Artist Designed Wearable Art
Lauren Good Day
Lauren Good Day “Good Day Woman” is an Multi- award winning Arikara, Hidatsa, Blackfeet and Plains Cree artist. She is an enrolled member of the Three Affiliated Tribes (Mandan, Hidatsa, Arikara Nation) of the Ft. Berthold Reservation in North Dakota, USA and also a registered Treaty Indian with the Sweet Grass Cree First Nation in Saskatchewan, Canada. She has shown her artwork at the world’s most prestigious Native American juried art shows such as the Santa Fe Indian Market in Santa Fe NM, Heard Guild Museum Market in Phoenix AZ, Autry American Indian Arts Marketplace Los Angeles CA, Eiteljorg Museum Indian Market Indianapolis IN, Cherokee Indian Market in Tulsa OK, Red Earth Fine Arts Festival in Oklahoma City OK and the Northern Plains Indian Art Show in Sioux Falls SD. Her Awards include many First Places in Tribal Arts, Traditional Arts, Cultural Arts, Diverse Arts, Beadwork, Drawings, Textiles and the prestigious Best of Tribal Arts award. Lauren’s artwork has been part of numerous solo and group exhibitions at galleries and museums across the Country.
Lauren has always had a passion for promoting and revitalizing the arts of her people while developing new methods and incorporating new ideas. She has been creating Native American art since age 6. Starting out with beadwork and Tribal regalia, she then expanded her work into mediums such as quillwork, ledger drawings, rawhide parfleche, and clothing.
Being a sought after artist and designer her work is in numerous public and private collections throughout the United States, Canada and the World, including the The National Museum of American Indian Washington DC and New York City, The Heard Museum, Phoenix AZ, Buffalo Bill Center of the West, Plains Indian Museum Cody Wyoming, and Red Cloud Heritage Center Pine Ridge SD. She holds a Bachelor of Arts degree in Indigenous Studies from the Institute of American Indian Arts and Culture in Santa Fe, NM. Lauren lives on the rolling hills of North Dakota, her traditional homelands.

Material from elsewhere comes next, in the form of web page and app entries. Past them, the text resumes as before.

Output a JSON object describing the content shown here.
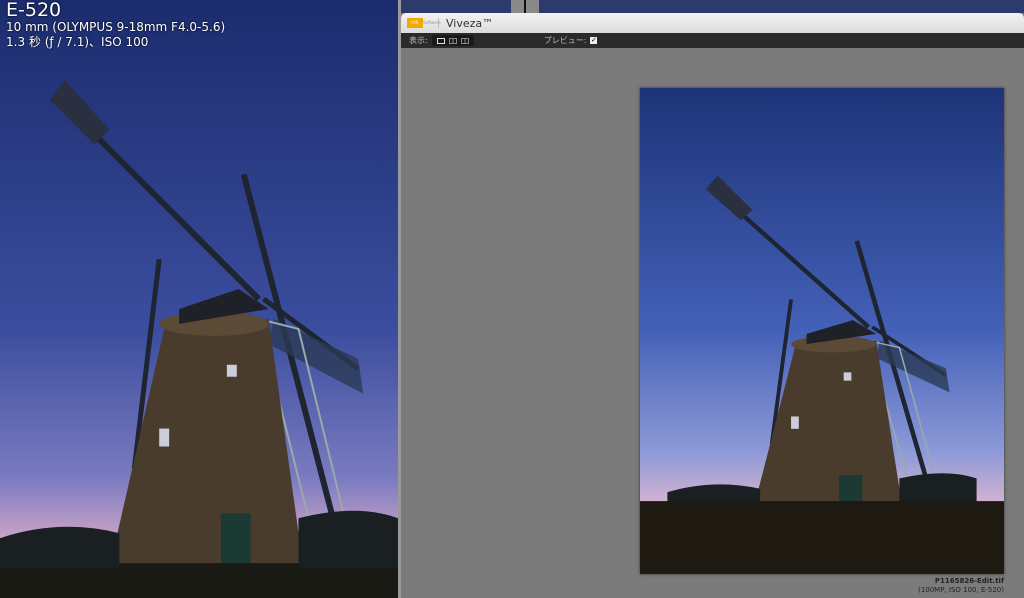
{
  "exif": {
    "model": "E-520",
    "lens": "10 mm (OLYMPUS 9-18mm F4.0-5.6)",
    "exposure": "1.3 秒 (ƒ / 7.1)、ISO 100"
  },
  "window": {
    "logo": "nik",
    "logo_sub": "Software",
    "title": "Viveza™"
  },
  "toolbar": {
    "view_label": "表示:",
    "preview_label": "プレビュー:",
    "preview_checked": true,
    "check_mark": "✓"
  },
  "caption": {
    "filename": "P1165826-Edit.tif",
    "info": "(100MP, ISO 100, E-520)"
  },
  "colors": {
    "sky_top": "#1d2f70",
    "sky_bottom": "#d6a7c8",
    "accent": "#f2a900"
  }
}
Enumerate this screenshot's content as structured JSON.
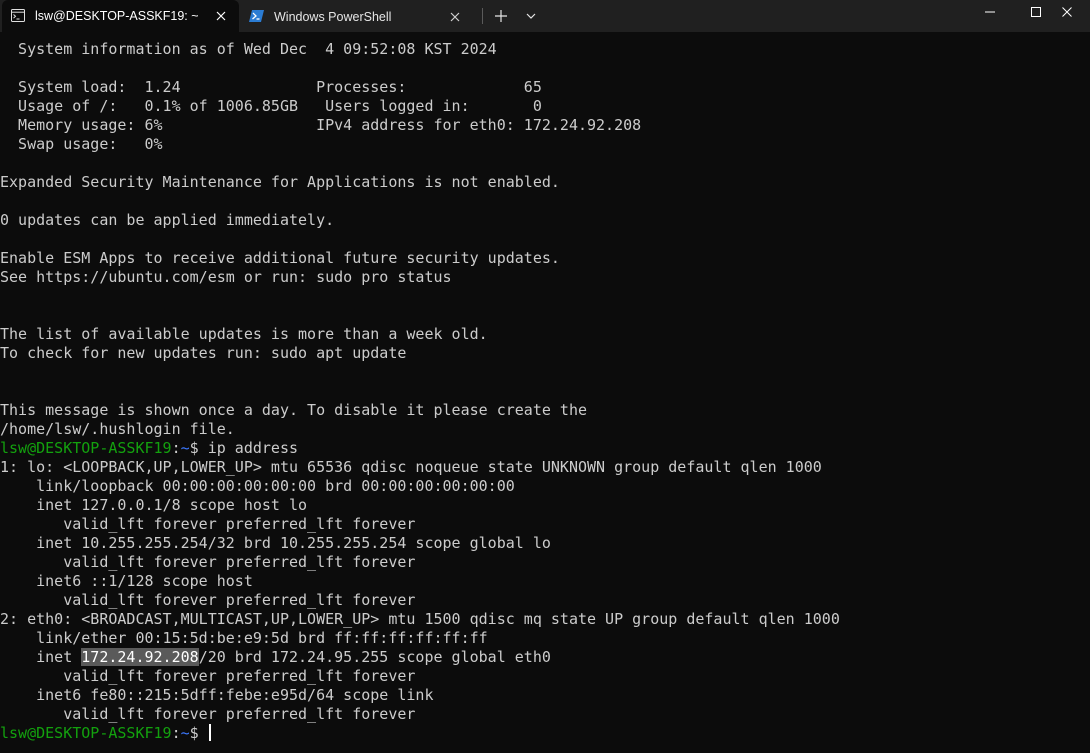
{
  "tabs": [
    {
      "title": "lsw@DESKTOP-ASSKF19: ~",
      "icon": "linux-terminal-icon",
      "active": true
    },
    {
      "title": "Windows PowerShell",
      "icon": "powershell-icon",
      "active": false
    }
  ],
  "window_controls": {
    "new_tab": "+",
    "dropdown": "⌄",
    "minimize": "—",
    "maximize": "☐",
    "close": "✕"
  },
  "colors": {
    "background": "#0c0c0c",
    "text": "#cccccc",
    "prompt_user": "#13a10e",
    "prompt_path": "#3b78ff",
    "selection": "#5a5a5a",
    "tabbar": "#202020",
    "powershell_icon": "#2b7cd3"
  },
  "terminal": {
    "lines": [
      "  System information as of Wed Dec  4 09:52:08 KST 2024",
      "",
      "  System load:  1.24               Processes:             65",
      "  Usage of /:   0.1% of 1006.85GB   Users logged in:       0",
      "  Memory usage: 6%                 IPv4 address for eth0: 172.24.92.208",
      "  Swap usage:   0%",
      "",
      "Expanded Security Maintenance for Applications is not enabled.",
      "",
      "0 updates can be applied immediately.",
      "",
      "Enable ESM Apps to receive additional future security updates.",
      "See https://ubuntu.com/esm or run: sudo pro status",
      "",
      "",
      "The list of available updates is more than a week old.",
      "To check for new updates run: sudo apt update",
      "",
      "",
      "This message is shown once a day. To disable it please create the",
      "/home/lsw/.hushlogin file."
    ],
    "prompt": {
      "user_host": "lsw@DESKTOP-ASSKF19",
      "sep": ":",
      "path": "~",
      "symbol": "$ "
    },
    "command": "ip address",
    "output": [
      "1: lo: <LOOPBACK,UP,LOWER_UP> mtu 65536 qdisc noqueue state UNKNOWN group default qlen 1000",
      "    link/loopback 00:00:00:00:00:00 brd 00:00:00:00:00:00",
      "    inet 127.0.0.1/8 scope host lo",
      "       valid_lft forever preferred_lft forever",
      "    inet 10.255.255.254/32 brd 10.255.255.254 scope global lo",
      "       valid_lft forever preferred_lft forever",
      "    inet6 ::1/128 scope host",
      "       valid_lft forever preferred_lft forever",
      "2: eth0: <BROADCAST,MULTICAST,UP,LOWER_UP> mtu 1500 qdisc mq state UP group default qlen 1000",
      "    link/ether 00:15:5d:be:e9:5d brd ff:ff:ff:ff:ff:ff"
    ],
    "eth0_inet": {
      "prefix": "    inet ",
      "selected": "172.24.92.208",
      "suffix": "/20 brd 172.24.95.255 scope global eth0"
    },
    "output_tail": [
      "       valid_lft forever preferred_lft forever",
      "    inet6 fe80::215:5dff:febe:e95d/64 scope link",
      "       valid_lft forever preferred_lft forever"
    ]
  }
}
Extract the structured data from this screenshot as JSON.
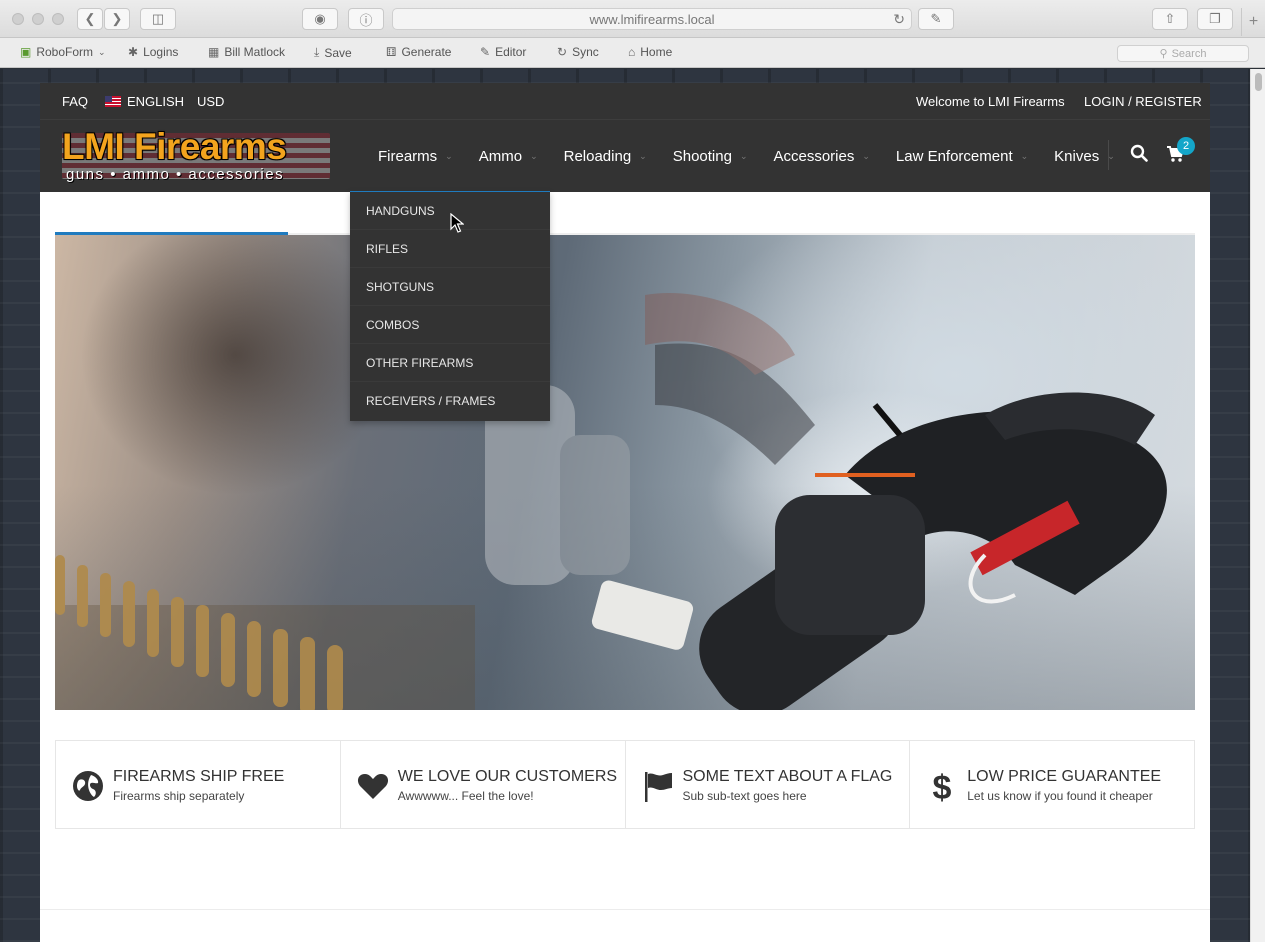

She continues to be steeped within the cultural life ways of her people and actively helps with language and culture revitalization efforts, participates in cultural celebrations, powwows and her tribal ceremonial doings. Her role as a mother and woman of her tribe guide her to continue on the arts of her people for the generations to come.